© 2024 St. Louis Public Radio
Play Live Radio
Next Up:
0:00 0:00
Available On Air Stations

Bayer Faces Lawsuit From Missouri Buyers Of Roundup

Monsanto's widely used weed killer Roundup on a shelf in Home Depot.
File photo | Eli Chen | St. Louis Public Radio
Bayer's widely used weed killer Roundup on a shelf in Home Depot.

Updated at 1 p.m., June 25 with comments from Bayer — Two Missouri law firms have filed a potential class-action lawsuit against Bayer, alleging the company violated state law in not disclosing the health risks associated with the weed killer Roundup. 

The lawsuit is different from others because it seeks purchase refunds, not compensation for personal injury.

A California couple who were landscapers won a $2 billion judgment from Bayer in May after claiming Roundup gave them cancer. Bayer—which bought Monsanto, the maker of Roundup, last year—is appealing that ruling. Other suits are pending.

Don Downing, a lawyer with the St. Louis firm Gray, Ritter & Graham, said the Missouri case is different.

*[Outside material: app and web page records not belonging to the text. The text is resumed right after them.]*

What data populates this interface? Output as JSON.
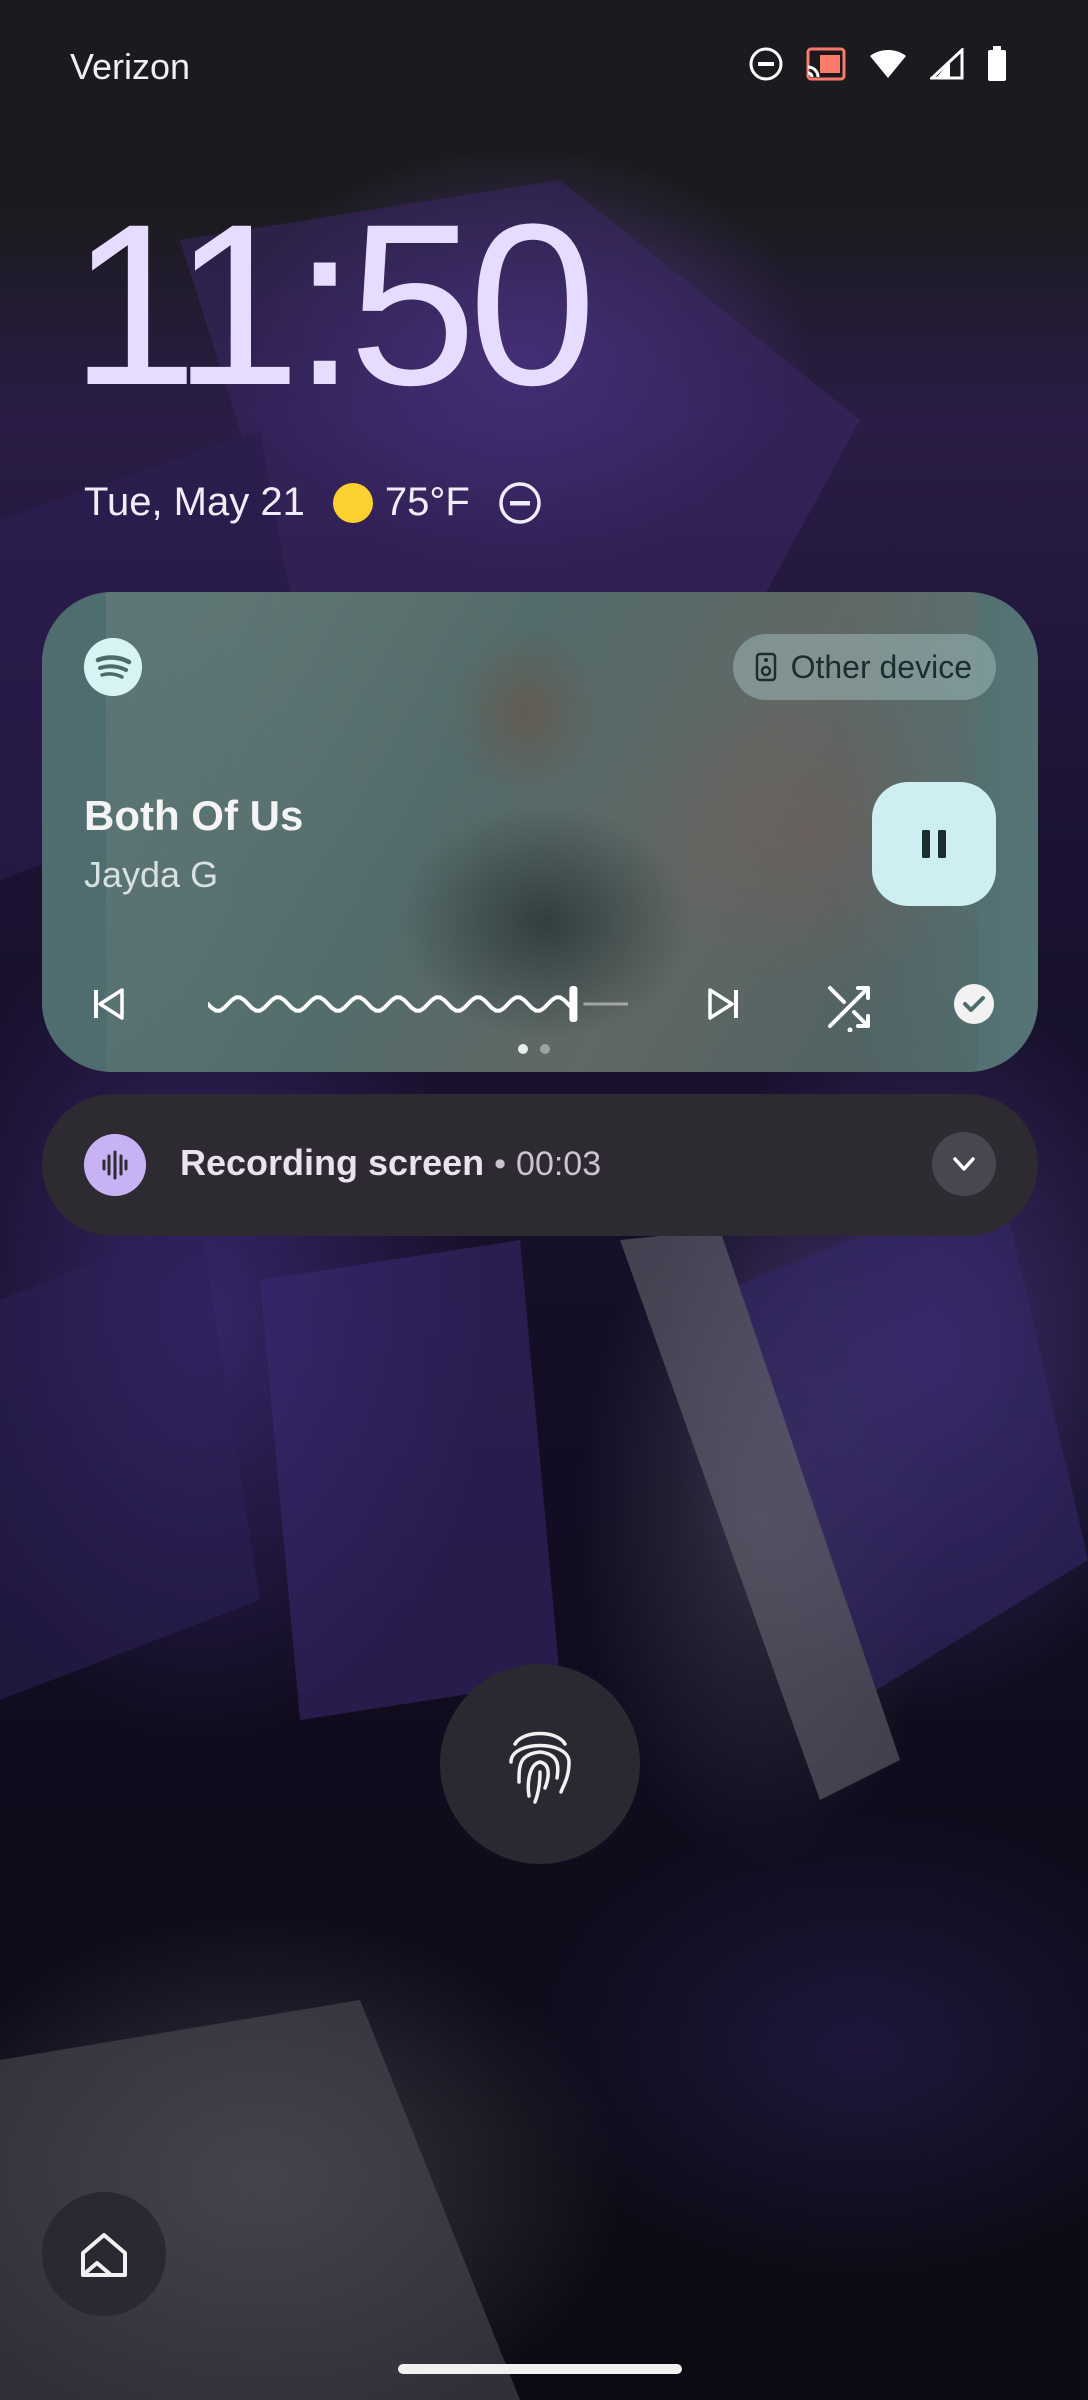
{
  "status_bar": {
    "carrier": "Verizon",
    "icons": [
      "do-not-disturb-icon",
      "cast-icon",
      "wifi-icon",
      "signal-icon",
      "battery-icon"
    ]
  },
  "lockscreen": {
    "time": "11:50",
    "date": "Tue, May 21",
    "temperature": "75°F",
    "weather_icon": "sunny-icon",
    "dnd_icon": "do-not-disturb-icon"
  },
  "media": {
    "app_icon": "spotify-icon",
    "output_device": "Other device",
    "title": "Both Of Us",
    "artist": "Jayda G",
    "progress": 0.87,
    "page_count": 2,
    "current_page": 1,
    "controls": [
      "previous-icon",
      "pause-icon",
      "next-icon",
      "shuffle-icon",
      "queue-check-icon"
    ],
    "accent_color": "#cdeff2"
  },
  "notification": {
    "title": "Recording screen",
    "separator": "•",
    "elapsed": "00:03",
    "icon": "sound-wave-icon",
    "icon_color": "#c7b2f4"
  },
  "unlock": {
    "icon": "fingerprint-icon"
  },
  "shortcut": {
    "icon": "home-icon"
  }
}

“Specifically excluded from our class are people who have claims for personal injury, meaning cancer,” Downing said. “This is an economic-loss class only."

The lawsuit was filed under the Missouri Merchandising Act, which is designed to protect consumers against fraud.

People seeking compensation because they believe Roundup caused them health problems would have to sue separately.

If the class action is certified and is successful, it could allow Roundup customers in Missouri—homeowners who use a little around their yard as well as farmers who use it on hundreds of acres—to receive a refund for their purchases.

The lawsuit seeks unspecified punitive damages. 

Bayer wrote in a statement Tuesday that the company will “vigorously defend” their glyphosate-based products, including Roundup.
“This complaint has no merit as the U.S. Environmental Protection Agency (EPA) has considered and approved the labels for our glyphosate-based herbicides based on their expert assessment of the extensive body of research and their conclusions that these herbicides can be used safely and that glyphosate is not carcinogenic,” the company wrote.
Downing said that in addition to refunding money, he wants the company to be more direct with information to protect consumers:

“We definitely are hoping to send a message to Monsanto and other companies that produce dangerous products that they need to disclose the risks of those products.” 

Follow Jonathan on Twitter: @JonathanAhl

Send questions and comments about this story to feedback@stlpublicradio.org


Jonathan Ahl is the Newscast Editor and Rolla correspondent at St. Louis Public Radio.